For the entries that follow, state how many lines include the word "photos", giving the number and nothing else.

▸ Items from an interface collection
⟨

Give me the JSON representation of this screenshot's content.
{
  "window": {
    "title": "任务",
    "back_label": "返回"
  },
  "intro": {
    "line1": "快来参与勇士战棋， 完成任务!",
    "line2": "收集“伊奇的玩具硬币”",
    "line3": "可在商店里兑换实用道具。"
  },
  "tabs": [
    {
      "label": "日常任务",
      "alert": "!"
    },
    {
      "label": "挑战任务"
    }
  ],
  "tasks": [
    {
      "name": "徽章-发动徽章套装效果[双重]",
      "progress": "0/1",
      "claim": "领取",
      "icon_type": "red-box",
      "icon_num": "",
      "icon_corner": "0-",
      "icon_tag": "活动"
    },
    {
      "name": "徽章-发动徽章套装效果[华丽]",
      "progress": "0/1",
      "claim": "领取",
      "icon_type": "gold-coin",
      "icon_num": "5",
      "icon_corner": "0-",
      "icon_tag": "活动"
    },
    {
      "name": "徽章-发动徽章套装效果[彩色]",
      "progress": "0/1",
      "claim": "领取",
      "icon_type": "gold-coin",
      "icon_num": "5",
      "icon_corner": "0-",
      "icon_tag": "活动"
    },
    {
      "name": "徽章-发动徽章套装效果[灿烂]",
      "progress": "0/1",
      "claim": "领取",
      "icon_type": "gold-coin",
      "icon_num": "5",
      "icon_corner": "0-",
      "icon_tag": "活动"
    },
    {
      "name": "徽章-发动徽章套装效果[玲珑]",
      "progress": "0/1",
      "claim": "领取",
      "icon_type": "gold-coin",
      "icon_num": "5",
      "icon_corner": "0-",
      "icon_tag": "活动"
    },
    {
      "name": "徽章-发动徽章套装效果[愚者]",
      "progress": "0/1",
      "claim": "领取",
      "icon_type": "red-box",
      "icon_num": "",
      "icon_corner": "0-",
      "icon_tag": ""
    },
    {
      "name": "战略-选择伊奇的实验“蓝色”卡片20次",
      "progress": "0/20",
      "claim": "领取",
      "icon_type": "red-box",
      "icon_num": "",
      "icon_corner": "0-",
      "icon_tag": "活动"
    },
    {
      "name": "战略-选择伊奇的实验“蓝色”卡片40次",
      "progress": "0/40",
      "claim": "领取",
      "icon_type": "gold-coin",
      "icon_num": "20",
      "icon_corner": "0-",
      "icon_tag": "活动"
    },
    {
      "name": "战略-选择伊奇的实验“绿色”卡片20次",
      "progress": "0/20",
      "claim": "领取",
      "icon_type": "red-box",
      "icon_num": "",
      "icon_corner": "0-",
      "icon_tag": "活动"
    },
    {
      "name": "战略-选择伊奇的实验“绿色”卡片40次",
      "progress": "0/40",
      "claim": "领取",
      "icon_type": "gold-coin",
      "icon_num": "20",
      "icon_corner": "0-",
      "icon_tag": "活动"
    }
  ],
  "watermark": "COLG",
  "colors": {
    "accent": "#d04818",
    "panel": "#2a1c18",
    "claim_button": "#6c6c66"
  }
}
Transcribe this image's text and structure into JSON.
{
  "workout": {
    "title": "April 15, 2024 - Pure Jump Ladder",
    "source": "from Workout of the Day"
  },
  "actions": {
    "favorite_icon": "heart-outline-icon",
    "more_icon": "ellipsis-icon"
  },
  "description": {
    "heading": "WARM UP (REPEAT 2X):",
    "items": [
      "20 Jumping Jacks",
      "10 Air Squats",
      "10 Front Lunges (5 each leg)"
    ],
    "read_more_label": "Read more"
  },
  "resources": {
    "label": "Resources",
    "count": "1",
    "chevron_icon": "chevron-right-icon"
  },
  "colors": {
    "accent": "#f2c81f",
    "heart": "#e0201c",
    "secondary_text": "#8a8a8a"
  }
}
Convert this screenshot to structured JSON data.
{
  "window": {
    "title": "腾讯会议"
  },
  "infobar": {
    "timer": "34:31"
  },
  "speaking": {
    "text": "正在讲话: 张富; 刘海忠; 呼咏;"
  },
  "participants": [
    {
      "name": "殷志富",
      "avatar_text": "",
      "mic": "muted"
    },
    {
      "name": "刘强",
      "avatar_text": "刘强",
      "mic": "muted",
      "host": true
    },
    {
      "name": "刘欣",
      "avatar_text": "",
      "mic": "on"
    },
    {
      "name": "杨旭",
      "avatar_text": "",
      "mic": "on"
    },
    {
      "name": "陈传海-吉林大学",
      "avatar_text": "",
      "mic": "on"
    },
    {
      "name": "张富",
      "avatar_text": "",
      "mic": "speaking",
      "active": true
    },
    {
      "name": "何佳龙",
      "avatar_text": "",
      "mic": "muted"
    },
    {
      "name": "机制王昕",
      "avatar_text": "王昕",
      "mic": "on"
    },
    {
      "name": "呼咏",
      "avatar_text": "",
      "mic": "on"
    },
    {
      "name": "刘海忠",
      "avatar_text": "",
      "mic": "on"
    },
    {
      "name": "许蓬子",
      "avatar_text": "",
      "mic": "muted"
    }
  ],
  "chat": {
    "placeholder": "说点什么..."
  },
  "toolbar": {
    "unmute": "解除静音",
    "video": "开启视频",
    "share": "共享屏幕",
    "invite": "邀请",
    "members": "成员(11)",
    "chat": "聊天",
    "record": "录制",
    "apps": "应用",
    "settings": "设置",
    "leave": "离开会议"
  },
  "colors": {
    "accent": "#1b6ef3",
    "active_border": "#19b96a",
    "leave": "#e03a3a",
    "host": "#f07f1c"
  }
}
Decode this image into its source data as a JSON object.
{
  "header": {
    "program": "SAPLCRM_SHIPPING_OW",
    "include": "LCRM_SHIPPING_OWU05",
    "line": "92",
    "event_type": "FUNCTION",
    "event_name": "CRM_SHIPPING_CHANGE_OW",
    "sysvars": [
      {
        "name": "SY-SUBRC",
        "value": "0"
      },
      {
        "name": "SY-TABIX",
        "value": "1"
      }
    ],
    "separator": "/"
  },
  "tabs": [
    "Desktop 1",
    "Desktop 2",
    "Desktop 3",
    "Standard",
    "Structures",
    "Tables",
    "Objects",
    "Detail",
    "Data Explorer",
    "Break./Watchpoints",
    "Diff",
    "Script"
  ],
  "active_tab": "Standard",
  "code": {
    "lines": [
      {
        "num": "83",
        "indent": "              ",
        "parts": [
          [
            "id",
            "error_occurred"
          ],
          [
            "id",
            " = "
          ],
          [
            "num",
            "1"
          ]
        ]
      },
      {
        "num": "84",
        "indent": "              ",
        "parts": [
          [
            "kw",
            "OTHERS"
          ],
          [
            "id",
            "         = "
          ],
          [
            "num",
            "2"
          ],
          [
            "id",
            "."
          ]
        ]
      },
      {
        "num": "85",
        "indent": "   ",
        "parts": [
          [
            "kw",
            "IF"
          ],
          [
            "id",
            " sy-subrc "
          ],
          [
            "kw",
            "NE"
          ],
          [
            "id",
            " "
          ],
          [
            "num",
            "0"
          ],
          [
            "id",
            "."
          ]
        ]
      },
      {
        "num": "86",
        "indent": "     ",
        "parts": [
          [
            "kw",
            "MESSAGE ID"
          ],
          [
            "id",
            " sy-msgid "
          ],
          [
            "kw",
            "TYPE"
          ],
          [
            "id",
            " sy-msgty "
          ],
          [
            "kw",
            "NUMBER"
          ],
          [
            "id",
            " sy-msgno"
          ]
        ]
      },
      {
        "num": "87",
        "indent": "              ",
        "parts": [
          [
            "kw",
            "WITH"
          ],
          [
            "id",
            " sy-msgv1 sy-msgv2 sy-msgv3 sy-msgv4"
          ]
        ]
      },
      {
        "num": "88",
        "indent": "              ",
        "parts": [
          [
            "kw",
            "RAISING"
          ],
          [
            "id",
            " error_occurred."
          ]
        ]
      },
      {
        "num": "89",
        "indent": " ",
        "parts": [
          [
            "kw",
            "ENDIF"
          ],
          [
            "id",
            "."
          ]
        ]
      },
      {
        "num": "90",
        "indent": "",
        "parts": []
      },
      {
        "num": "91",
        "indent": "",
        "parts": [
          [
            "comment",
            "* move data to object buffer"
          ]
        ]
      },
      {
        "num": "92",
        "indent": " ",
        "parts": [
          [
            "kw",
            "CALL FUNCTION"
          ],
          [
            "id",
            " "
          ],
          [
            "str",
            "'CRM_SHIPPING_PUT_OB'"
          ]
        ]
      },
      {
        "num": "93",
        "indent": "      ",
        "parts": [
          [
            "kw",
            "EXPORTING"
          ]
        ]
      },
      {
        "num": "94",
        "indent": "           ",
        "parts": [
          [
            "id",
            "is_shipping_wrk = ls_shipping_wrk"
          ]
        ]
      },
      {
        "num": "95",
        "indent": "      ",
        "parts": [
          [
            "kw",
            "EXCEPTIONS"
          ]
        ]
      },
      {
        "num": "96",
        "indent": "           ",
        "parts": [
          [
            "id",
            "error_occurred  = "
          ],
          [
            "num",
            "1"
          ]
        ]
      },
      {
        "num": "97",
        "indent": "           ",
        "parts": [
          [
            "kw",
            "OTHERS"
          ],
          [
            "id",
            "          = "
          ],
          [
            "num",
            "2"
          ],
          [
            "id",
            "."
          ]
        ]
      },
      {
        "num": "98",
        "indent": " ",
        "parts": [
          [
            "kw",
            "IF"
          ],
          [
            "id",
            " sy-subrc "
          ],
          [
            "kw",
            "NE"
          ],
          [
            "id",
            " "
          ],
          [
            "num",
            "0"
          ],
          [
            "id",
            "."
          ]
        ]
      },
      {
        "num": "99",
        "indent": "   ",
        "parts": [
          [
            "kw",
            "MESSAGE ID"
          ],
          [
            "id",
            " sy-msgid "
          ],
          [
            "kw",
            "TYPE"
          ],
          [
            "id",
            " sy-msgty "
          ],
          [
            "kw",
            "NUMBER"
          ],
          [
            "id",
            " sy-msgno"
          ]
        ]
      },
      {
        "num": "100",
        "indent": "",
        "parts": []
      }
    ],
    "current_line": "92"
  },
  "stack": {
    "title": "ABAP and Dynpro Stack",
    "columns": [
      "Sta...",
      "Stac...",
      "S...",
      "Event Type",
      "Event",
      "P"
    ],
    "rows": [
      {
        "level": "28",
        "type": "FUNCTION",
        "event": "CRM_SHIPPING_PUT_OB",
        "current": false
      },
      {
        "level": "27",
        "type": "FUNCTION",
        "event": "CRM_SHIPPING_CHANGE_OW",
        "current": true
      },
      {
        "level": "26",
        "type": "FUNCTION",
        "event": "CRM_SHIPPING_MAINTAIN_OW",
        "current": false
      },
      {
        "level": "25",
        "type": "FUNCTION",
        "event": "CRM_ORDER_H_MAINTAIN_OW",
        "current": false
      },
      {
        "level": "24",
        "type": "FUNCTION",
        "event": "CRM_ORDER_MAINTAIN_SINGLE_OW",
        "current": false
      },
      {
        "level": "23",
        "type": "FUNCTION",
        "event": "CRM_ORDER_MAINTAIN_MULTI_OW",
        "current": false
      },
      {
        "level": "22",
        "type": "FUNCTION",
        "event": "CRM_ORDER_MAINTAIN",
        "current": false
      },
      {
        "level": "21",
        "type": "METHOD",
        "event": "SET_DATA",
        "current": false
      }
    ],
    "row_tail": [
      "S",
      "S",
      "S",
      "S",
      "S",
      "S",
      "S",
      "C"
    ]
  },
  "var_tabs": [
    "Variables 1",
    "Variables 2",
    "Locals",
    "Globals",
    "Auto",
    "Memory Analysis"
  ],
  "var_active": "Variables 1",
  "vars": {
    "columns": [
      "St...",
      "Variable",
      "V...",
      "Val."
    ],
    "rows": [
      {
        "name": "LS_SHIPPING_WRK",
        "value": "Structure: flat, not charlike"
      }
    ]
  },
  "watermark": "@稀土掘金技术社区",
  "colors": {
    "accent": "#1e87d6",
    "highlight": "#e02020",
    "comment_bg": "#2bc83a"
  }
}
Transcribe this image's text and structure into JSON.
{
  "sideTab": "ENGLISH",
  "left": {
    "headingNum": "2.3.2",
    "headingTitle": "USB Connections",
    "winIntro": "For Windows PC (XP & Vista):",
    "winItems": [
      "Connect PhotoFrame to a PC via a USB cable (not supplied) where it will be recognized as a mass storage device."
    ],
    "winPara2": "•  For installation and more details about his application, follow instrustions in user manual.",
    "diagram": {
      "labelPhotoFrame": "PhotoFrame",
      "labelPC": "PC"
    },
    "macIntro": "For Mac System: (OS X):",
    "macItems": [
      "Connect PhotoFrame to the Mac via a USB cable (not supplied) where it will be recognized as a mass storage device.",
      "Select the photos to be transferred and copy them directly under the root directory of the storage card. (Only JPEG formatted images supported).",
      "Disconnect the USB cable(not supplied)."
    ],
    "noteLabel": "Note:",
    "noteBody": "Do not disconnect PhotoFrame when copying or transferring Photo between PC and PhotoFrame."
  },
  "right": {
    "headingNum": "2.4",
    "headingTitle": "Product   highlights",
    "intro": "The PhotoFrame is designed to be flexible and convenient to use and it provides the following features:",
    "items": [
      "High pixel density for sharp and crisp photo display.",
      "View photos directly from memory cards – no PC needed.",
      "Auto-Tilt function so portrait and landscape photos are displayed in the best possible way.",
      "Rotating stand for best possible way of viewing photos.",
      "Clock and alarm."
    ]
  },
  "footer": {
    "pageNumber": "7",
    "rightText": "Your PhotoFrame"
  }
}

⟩

▸ ANSWER SECTION
4